RSA president Arthur Coviello Jr. says security is hampering innovation and that shouldn't happen. The fix: Security pros need to think different and that means cooking up technology that acts as information security immune system.
Coviello, who delivered his keynote at the RSA conference in San Francisco, said his company's research along with IDC revealed that more than 80 percent of IT, security and business executives said they have shied away from business innovation opportunities because of information security concerns.
That's a telling statistic on many levels, but the big takeaway is that security is a detriment to doing business. Coviello acknowledged that the security industry is facing headwinds from regulation and sophisticated attacks that occur almost daily.
"If we are to be enablers and not inhibitors of innovation we must have this ability to conjecture, to conceive things as they might be. To do so we must think differently about security," says Coviello. "As practitioners your mission is not to say ‘no', but rather ‘how'."
The next time a new idea comes up don't start by saying that it isn't secure. Start by evaluating exposures, the probability of the exposures being exploited and the materiality of the consequences. Then put forth a plan to reduce risk in all three areas. Nothing should be done unless it is in the context of risk.
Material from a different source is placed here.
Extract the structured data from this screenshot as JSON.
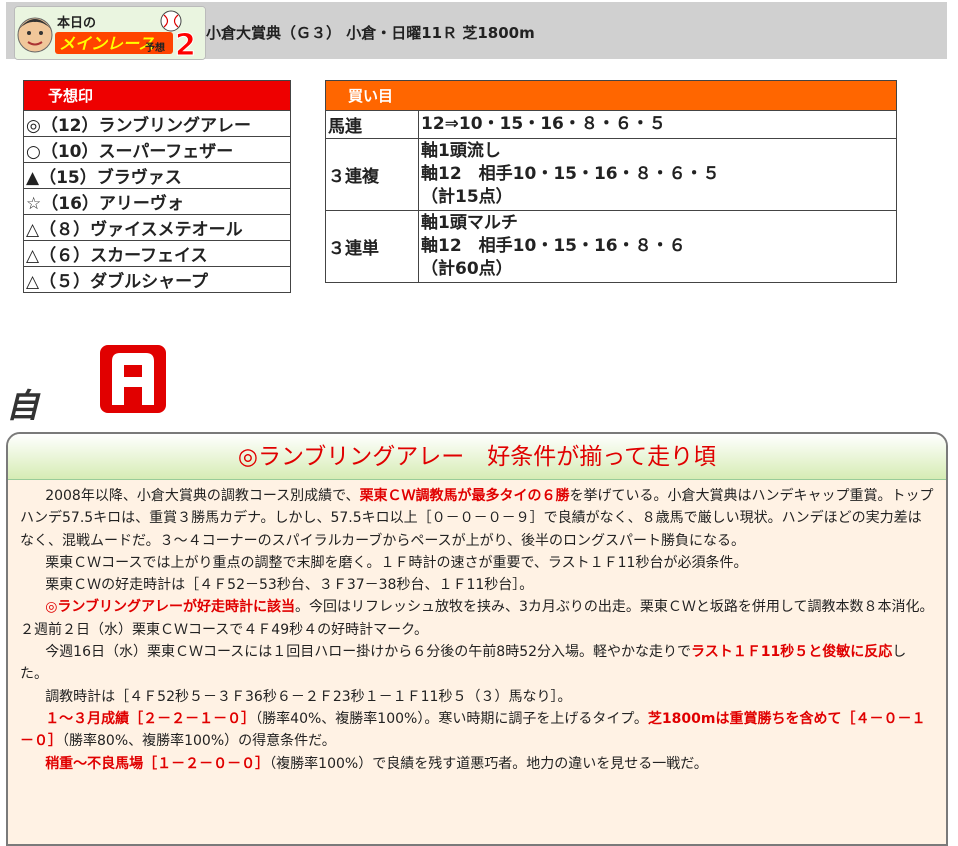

That's a notable point, but it's not going to happen overnight. It's not like every corporate security wonk will change his name to Mr. Mashup.
For security folks to become more strategic to the business, security has to be baked in from the beginning with "repeatable processes" and then automated. If that happens, security folks can tackle bigger issues and make themselves so-called innovation enablers.
It's all a bit pie in the sky no? Coviello also saved some ammo for regulators:
One clear challenge is the increasingly complex and cumbersome regulatory environment. Now I am not going to suggest that all regulation is unjustified and that businesses can't profit from the level playing field that regulation can create.
However, any regulation can be interpreted to the extreme and when it comes to security, materiality and risk are not often given their proper weighting.
To fix this regulation freeze, Coviello urged the following:
- Congress should pass a data breach notification law that establishes national standards so there aren't 40 separate state bills.
- The government should invest to produce better trained programmers and security professionals.
- Spend more on cyber security research.
- Pass the cyber-crime bill that's already in the Senate. "Cyber criminals will continue to take advantage of legal blind spots and weak penalties until countries, especially the U.S., update their laws and provide more resources for law enforcement. Let's punish criminals, not businesses,' said Coviello.
In an election year, I seriously doubt Coviello will get anything that he wants. That means the technology fixes need to come first. On that front, Coviello urged more automation.
Recognizing that regulators and practitioners will always develop regulations, policies and security system architectures based on people, process and technology why can't the vendor community create and help implement "Thinking Security " systems that automate these processes to the extent possible with capabilities consisting of monitoring, enforcement and compliance.
We must look beyond tools that blindly lock down data toward mechanisms that can understand information and safeguard it intelligently throughout its lifecycle. From targeted advertising, to internet search, to online book recommendations, our daily activities are empowered by a growing computer understanding of human discourse and behavior. Thinking security is about co-opting this intelligence to bring new flexibility and strength to information protection.
Coviello urged trust-based systems that go beyond the password and share information to establish trust. It almost sounds like Coviello is pitching a security immune system.
We believe that a "Thinking Security" system would be based on the dynamic content and behavior based technologies of today. These technologies will evolve quickly, they have to, and need to be linked. All of them share two things in common. One is obvious. One is not. The obvious benefit is that these technologies don't rely on humans to understand the system in advance, they enable far more dynamic methods of control, and they can be adaptable to threats we have not yet conceived of. The not so obvious benefit is that they all provide incredible visibility and insight into how the infrastructure and assets in that infrastructure are being used.
What will it take for such a system? Coviello said that systems need to be autonomous so they can adapt and only ask for human help as a last resort. These newfangled systems also need to act like a Chief Information Security Officer (CISO).
The system will see the infrastructure, when necessary even the data, tells us how it's being used, who's using it, identify risk, and configure itself accordingly. In this future, the infrastructure itself makes recommendations on policy and the appropriate application of policy. This is a future where a file server sees that one of its folders contains highly sensitive PCI data, so it examines usage patterns and recommends a policy, then enforces that policy appropriately, locking down the asset while still enabling the business process the asset is being used for, to function.
Sounds interesting, but I have one question: What happens when hackers get control of this autonomous "Thinking Security" system?